Created in 2001, the Global Lung Cancer Coalition (GLCC) is an international group of patient organizations dedicated to supporting the needs of lung cancer patients. The GLCC is also the first truly international patient alliance to promote global understanding of the burden of lung cancer and the rights of patients to effective early detection, better treatment and supportive care. The Canadian member organizations of the GLCC are the Cancer Advocacy Coalition of Canada (www.canceradvocacy.ca), The Canadian Lung Association (www.lung.ca) and Lung Cancer Canada (www.lungcancercanada.ca).
About the Cancer Advocacy Coalition of Canada
The Cancer Advocacy Coalition of Canada (CACC) is a registered, non-profit cancer group dedicated to citizen advocacy. The CACC operates on unrestricted grants based on guidelines that ensure the organization's autonomy.
About Lung Cancer Canada
Established in 2002, Lung Cancer Canada remains the only organization in the country that is sole dedicated to the support and education of those affected by lung cancer and their families, and to raising awareness about lung cancer nationwide.
Our mission is to increase awareness about lung cancer, support patients living with lung cancer and the individuals who care for them and provide educational resources to lung cancer patients, their family members and health care professionals.
About The Canadian Lung Association

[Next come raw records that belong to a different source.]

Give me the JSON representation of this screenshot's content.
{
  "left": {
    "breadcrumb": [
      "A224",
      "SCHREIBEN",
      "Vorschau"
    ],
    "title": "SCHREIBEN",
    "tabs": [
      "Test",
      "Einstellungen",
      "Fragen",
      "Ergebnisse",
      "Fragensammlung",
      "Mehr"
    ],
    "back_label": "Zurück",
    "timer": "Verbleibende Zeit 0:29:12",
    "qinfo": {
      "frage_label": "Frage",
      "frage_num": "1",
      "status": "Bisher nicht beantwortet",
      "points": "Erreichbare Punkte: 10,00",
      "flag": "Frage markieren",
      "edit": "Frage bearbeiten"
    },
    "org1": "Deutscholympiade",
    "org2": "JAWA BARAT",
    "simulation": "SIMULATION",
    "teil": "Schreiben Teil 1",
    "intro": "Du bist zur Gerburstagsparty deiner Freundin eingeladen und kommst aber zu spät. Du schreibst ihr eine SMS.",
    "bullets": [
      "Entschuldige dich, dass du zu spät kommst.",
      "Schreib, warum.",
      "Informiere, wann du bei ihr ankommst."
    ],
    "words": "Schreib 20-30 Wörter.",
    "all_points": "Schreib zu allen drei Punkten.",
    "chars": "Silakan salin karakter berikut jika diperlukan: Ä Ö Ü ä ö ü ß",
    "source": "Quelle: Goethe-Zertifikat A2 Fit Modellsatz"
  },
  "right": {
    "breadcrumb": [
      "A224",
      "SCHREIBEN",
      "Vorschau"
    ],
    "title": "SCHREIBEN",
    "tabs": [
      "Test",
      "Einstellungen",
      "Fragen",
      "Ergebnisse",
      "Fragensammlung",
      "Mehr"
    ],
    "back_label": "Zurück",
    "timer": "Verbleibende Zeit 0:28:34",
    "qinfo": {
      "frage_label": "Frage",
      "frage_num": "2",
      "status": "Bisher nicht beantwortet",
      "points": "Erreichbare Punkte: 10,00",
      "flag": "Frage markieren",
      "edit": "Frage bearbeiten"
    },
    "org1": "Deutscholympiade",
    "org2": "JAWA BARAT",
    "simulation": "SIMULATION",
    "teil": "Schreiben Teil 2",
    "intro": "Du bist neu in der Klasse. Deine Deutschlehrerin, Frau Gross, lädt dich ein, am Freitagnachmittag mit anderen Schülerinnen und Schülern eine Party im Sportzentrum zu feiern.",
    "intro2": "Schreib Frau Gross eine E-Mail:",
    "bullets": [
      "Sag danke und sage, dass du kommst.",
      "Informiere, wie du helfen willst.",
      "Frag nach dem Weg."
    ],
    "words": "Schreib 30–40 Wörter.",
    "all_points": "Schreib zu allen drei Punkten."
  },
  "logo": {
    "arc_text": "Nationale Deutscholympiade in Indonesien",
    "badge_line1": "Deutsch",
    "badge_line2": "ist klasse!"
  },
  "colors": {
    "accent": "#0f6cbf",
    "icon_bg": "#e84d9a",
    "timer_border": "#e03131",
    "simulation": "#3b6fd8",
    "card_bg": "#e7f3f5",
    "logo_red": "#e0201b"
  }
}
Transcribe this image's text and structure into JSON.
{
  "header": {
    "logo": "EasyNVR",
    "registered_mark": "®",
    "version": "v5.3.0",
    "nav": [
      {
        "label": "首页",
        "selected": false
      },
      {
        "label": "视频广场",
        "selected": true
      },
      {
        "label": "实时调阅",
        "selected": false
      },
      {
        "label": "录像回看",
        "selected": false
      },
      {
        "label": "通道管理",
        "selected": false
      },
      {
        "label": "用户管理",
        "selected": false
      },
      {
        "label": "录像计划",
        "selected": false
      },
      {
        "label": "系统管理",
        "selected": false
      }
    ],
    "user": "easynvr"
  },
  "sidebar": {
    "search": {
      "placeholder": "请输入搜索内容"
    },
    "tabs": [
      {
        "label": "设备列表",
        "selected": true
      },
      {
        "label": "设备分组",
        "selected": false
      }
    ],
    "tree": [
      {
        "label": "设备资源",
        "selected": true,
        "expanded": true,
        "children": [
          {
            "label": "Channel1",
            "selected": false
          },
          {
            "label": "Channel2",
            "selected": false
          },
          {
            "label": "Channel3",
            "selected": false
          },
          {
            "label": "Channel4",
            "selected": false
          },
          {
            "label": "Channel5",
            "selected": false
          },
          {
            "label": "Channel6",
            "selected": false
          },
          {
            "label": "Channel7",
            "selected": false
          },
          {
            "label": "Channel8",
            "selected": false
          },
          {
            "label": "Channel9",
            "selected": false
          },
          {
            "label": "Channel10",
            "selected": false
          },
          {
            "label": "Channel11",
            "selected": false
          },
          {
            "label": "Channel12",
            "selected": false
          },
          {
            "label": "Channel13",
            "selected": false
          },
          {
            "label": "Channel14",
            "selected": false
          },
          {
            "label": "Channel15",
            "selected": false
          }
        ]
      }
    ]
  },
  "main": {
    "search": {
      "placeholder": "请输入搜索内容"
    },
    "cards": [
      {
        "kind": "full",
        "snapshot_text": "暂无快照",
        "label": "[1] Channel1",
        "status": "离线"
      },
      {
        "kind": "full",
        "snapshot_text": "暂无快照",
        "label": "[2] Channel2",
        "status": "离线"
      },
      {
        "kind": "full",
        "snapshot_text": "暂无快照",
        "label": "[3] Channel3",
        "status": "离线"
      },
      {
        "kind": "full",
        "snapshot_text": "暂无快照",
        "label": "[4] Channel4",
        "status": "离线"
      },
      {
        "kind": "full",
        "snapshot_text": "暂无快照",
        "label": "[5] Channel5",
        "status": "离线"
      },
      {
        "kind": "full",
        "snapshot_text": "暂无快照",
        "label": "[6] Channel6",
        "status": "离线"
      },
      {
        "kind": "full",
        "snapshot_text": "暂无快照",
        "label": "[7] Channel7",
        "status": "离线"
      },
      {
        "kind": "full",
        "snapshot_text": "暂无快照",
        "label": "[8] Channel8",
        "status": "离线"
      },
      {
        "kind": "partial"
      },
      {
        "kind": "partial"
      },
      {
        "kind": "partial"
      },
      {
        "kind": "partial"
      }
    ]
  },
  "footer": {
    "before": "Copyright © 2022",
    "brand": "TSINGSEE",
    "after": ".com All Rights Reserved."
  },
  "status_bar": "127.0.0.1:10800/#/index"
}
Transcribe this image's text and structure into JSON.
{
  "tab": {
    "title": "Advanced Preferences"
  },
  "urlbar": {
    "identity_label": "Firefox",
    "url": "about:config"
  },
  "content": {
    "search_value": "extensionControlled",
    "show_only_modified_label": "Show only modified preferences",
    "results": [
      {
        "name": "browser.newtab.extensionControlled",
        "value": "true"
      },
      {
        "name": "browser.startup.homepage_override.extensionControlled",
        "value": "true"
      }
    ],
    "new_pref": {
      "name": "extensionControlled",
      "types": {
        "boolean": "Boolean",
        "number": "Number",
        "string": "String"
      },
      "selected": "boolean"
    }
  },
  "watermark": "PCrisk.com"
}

Established in 1900, The Canadian Lung Association is one of Canada's oldest and most respected health charities, and the leading national organization for science-based information, research, education, support programs, and advocacy on lung health issues.